Be sure that the binary you will refer, is the very same the binary you are calling in your shell, or simply test again in your shell using the absolute path that you plan to put in the cronjob.
Another common source of problems is the syntax in the cronjob. Remember that there are special characters you can use for lists (commas), to define ranges (dashes -), to define increment of ranges (slashes), etc. Take a look:
On Ubuntu you can enable a cron.log file to contain just the CRON entries.
Uncomment the line that mentions cron in /etc/rsyslog.d/50-default.conf file:
# Default rules for rsyslog.
# For more information see rsyslog.conf(5) and /etc/rsyslog.conf

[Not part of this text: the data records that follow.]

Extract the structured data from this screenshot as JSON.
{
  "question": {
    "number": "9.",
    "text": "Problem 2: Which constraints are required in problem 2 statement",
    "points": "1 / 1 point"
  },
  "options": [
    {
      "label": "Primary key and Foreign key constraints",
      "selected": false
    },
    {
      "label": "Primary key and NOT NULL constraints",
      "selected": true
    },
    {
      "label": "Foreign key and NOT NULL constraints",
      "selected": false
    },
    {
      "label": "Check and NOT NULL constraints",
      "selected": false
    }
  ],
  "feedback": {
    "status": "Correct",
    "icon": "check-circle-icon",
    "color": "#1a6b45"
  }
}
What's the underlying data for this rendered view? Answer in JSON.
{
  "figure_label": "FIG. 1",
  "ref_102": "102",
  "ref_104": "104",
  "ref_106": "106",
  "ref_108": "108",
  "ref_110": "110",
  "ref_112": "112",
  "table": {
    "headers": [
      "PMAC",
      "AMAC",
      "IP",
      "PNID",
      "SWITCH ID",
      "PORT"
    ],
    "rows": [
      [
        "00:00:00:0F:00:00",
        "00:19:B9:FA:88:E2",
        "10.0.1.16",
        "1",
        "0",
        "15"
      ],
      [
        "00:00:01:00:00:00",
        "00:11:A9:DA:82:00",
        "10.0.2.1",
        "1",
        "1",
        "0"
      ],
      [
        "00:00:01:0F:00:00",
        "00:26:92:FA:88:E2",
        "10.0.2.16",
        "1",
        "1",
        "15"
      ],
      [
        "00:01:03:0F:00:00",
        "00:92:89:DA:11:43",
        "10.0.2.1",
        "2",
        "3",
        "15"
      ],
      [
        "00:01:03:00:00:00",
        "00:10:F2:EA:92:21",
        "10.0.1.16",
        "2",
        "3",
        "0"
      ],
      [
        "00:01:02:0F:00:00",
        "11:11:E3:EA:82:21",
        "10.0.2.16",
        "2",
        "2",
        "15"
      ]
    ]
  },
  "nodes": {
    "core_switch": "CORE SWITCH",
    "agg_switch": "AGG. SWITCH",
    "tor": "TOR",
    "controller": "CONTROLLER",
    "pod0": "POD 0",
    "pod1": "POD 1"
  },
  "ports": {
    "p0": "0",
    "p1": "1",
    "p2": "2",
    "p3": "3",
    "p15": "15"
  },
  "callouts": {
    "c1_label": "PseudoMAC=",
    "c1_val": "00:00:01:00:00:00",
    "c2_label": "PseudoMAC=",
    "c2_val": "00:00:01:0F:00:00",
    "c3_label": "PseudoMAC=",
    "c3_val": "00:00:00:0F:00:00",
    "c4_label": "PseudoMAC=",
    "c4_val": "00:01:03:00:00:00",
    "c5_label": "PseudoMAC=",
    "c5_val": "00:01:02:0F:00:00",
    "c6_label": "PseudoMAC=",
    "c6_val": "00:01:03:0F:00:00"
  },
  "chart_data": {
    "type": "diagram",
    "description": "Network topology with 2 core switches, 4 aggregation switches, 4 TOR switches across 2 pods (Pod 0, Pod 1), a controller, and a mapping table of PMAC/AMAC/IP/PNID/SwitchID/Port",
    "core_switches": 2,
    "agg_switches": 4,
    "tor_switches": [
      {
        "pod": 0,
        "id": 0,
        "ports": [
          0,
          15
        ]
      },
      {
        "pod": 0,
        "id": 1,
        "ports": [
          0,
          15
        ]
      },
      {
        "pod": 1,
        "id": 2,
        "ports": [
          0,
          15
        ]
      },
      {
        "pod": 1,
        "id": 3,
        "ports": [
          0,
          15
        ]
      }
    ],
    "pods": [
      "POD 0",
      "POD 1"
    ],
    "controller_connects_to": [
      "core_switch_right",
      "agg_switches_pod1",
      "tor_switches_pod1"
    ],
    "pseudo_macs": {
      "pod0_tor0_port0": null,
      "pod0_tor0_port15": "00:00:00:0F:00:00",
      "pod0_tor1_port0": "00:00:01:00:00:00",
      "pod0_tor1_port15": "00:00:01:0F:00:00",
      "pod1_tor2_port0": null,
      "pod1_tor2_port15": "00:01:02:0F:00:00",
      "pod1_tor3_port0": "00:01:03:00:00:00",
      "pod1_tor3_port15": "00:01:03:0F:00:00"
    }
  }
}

# First some standard log files. Log by facility.
auth,authpriv.* /var/log/auth.log
*.*;auth,authpriv.none -/var/log/syslog
#cron.* /var/log/cron.log
Save and close the file and then restart the rsyslog service:
sudo systemctl restart rsyslog
You can now see cron log entries in its own file:
sudo tail -f /var/log/cron.log
Sample outputs:
Jul 18 07:05:01 machine-host-name CRON[13638]: (root) CMD (command -v debian-sa1 > /dev/null && debian-sa1 1 1)
However, you will not see more information about what scripts were actually run inside /etc/cron.daily or /etc/cron.hourly, unless those scripts direct output to the cron.log (or perhaps to some other log file).
If you want to verify if a crontab is running and not have to search for it in cron.log or syslog, create a crontab that redirects output to a log file of your choice - something like:
# For more information see the manual pages of crontab(5) and cron(8)
# m h dom mon dow command
30 2 * * 1 /usr/local/sbin/certbot-auto renew >> /var/log/le-renew.log 2>&1
Steps taken from:
Incase you're running some command with sudo, it won't allow it. Sudo needs a tty.
All of the above is not working for me. So, I have to add the 'MAILTO=[my email]' on the top of the crontab's file at /etc/cron.d/ and I got the answer because the my cron command got errors.
cron already sends the standard output and standard error of every job it runs by mail to the owner of the cron job.
You can use MAILTO=recipient in the crontab file to have the emails sent to a different account.
For this to work, you need to have mail working properly. Delivering to a local mailbox is usually not a problem (in fact, chances are ls -l "$MAIL" will reveal that you have already been receiving some) but getting it off the box and out onto the internet requires the MTA (Postfix, Sendmail, what have you) to be properly configured to connect to the world.